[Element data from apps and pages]
------------------------------
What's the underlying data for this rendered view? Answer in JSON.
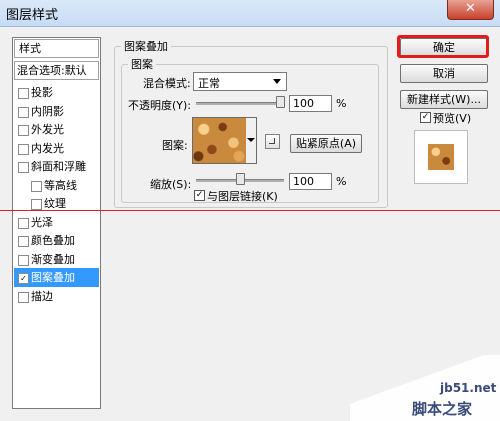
{
  "window": {
    "title": "图层样式",
    "close_glyph": "✕"
  },
  "styles_list": {
    "header": "样式",
    "blend_default": "混合选项:默认",
    "items": [
      {
        "label": "投影",
        "checked": false,
        "indent": false
      },
      {
        "label": "内阴影",
        "checked": false,
        "indent": false
      },
      {
        "label": "外发光",
        "checked": false,
        "indent": false
      },
      {
        "label": "内发光",
        "checked": false,
        "indent": false
      },
      {
        "label": "斜面和浮雕",
        "checked": false,
        "indent": false
      },
      {
        "label": "等高线",
        "checked": false,
        "indent": true
      },
      {
        "label": "纹理",
        "checked": false,
        "indent": true
      },
      {
        "label": "光泽",
        "checked": false,
        "indent": false
      },
      {
        "label": "颜色叠加",
        "checked": false,
        "indent": false
      },
      {
        "label": "渐变叠加",
        "checked": false,
        "indent": false
      },
      {
        "label": "图案叠加",
        "checked": true,
        "indent": false,
        "selected": true
      },
      {
        "label": "描边",
        "checked": false,
        "indent": false
      }
    ]
  },
  "pattern_overlay": {
    "group_title": "图案叠加",
    "sub_title": "图案",
    "blend_mode_label": "混合模式:",
    "blend_mode_value": "正常",
    "opacity_label": "不透明度(Y):",
    "opacity_value": "100",
    "opacity_unit": "%",
    "opacity_level": 1.0,
    "pattern_label": "图案:",
    "snap_origin_label": "贴紧原点(A)",
    "scale_label": "缩放(S):",
    "scale_value": "100",
    "scale_unit": "%",
    "scale_level": 0.5,
    "link_label": "与图层链接(K)",
    "link_checked": true
  },
  "buttons": {
    "ok": "确定",
    "cancel": "取消",
    "new_style": "新建样式(W)...",
    "preview_label": "预览(V)",
    "preview_checked": true
  },
  "watermark": {
    "site": "jb51.net",
    "name": "脚本之家"
  },
  "colors": {
    "highlight_red": "#e31b1b",
    "selection_blue": "#3399ff"
  }
}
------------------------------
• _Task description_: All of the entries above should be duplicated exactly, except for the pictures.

• _Task answer_:
What's the underlying data for this rendered view? Answer in JSON.
{
  "window": {
    "title": "图层样式",
    "close_glyph": "✕"
  },
  "styles_list": {
    "header": "样式",
    "blend_default": "混合选项:默认",
    "items": [
      {
        "label": "投影",
        "checked": false,
        "indent": false
      },
      {
        "label": "内阴影",
        "checked": false,
        "indent": false
      },
      {
        "label": "外发光",
        "checked": false,
        "indent": false
      },
      {
        "label": "内发光",
        "checked": false,
        "indent": false
      },
      {
        "label": "斜面和浮雕",
        "checked": false,
        "indent": false
      },
      {
        "label": "等高线",
        "checked": false,
        "indent": true
      },
      {
        "label": "纹理",
        "checked": false,
        "indent": true
      },
      {
        "label": "光泽",
        "checked": false,
        "indent": false
      },
      {
        "label": "颜色叠加",
        "checked": false,
        "indent": false
      },
      {
        "label": "渐变叠加",
        "checked": false,
        "indent": false
      },
      {
        "label": "图案叠加",
        "checked": true,
        "indent": false,
        "selected": true
      },
      {
        "label": "描边",
        "checked": false,
        "indent": false
      }
    ]
  },
  "pattern_overlay": {
    "group_title": "图案叠加",
    "sub_title": "图案",
    "blend_mode_label": "混合模式:",
    "blend_mode_value": "正常",
    "opacity_label": "不透明度(Y):",
    "opacity_value": "100",
    "opacity_unit": "%",
    "opacity_level": 1.0,
    "pattern_label": "图案:",
    "snap_origin_label": "贴紧原点(A)",
    "scale_label": "缩放(S):",
    "scale_value": "100",
    "scale_unit": "%",
    "scale_level": 0.5,
    "link_label": "与图层链接(K)",
    "link_checked": true
  },
  "buttons": {
    "ok": "确定",
    "cancel": "取消",
    "new_style": "新建样式(W)...",
    "preview_label": "预览(V)",
    "preview_checked": true
  },
  "watermark": {
    "site": "jb51.net",
    "name": "脚本之家"
  },
  "colors": {
    "highlight_red": "#e31b1b",
    "selection_blue": "#3399ff"
  }
}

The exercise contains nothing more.